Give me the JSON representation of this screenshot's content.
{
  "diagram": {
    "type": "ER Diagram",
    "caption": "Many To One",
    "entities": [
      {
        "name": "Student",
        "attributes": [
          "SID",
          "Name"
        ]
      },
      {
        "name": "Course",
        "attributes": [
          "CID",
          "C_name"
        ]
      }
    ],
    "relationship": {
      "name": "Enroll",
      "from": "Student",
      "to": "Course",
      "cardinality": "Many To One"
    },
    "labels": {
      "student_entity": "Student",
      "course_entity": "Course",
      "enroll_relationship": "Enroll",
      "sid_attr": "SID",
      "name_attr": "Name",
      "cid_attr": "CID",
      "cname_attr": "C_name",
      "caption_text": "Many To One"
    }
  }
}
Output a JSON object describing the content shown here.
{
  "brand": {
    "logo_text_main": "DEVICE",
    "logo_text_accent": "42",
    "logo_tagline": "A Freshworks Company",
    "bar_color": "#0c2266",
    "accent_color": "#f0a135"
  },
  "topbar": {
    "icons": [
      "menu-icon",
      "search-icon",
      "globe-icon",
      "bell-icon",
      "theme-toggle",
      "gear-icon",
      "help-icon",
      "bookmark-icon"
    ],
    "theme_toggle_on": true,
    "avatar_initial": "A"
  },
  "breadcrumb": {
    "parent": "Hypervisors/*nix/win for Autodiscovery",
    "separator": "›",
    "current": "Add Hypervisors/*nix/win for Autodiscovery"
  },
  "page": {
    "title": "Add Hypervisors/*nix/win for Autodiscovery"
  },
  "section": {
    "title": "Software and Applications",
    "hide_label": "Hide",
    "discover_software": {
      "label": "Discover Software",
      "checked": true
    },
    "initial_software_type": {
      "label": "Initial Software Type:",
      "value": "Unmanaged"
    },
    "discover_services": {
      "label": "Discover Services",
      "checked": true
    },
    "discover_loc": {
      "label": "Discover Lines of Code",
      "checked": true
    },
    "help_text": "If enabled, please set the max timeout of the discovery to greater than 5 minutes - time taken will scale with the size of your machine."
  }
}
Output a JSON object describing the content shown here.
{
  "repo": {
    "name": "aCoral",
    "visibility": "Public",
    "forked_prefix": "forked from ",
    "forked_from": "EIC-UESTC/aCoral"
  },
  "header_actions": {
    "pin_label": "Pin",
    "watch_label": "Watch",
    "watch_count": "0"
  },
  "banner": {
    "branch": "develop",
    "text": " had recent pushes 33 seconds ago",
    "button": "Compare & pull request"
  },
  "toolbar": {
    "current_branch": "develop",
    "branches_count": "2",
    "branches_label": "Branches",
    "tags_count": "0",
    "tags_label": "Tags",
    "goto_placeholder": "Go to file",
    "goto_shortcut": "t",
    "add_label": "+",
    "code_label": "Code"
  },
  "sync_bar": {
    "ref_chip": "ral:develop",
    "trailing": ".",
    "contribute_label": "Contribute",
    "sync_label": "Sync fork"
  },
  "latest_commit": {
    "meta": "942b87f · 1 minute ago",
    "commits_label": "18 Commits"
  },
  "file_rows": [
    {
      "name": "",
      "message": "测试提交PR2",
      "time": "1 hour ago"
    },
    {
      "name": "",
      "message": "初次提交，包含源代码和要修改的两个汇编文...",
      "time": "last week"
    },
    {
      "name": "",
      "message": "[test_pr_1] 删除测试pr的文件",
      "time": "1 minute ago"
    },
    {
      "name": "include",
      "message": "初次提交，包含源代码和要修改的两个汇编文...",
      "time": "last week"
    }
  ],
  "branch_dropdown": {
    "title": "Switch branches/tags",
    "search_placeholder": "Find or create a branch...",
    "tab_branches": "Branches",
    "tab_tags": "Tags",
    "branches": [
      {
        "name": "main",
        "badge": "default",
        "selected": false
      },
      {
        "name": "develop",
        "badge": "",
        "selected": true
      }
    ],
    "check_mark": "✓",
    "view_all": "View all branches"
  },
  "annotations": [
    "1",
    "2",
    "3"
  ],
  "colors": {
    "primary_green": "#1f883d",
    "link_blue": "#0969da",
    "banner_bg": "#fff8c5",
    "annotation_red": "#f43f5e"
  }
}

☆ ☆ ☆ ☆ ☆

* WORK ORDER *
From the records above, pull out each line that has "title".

* RESPONSE *
    "title": "Add Hypervisors/*nix/win for Autodiscovery"
    "title": "Software and Applications",
    "title": "Switch branches/tags",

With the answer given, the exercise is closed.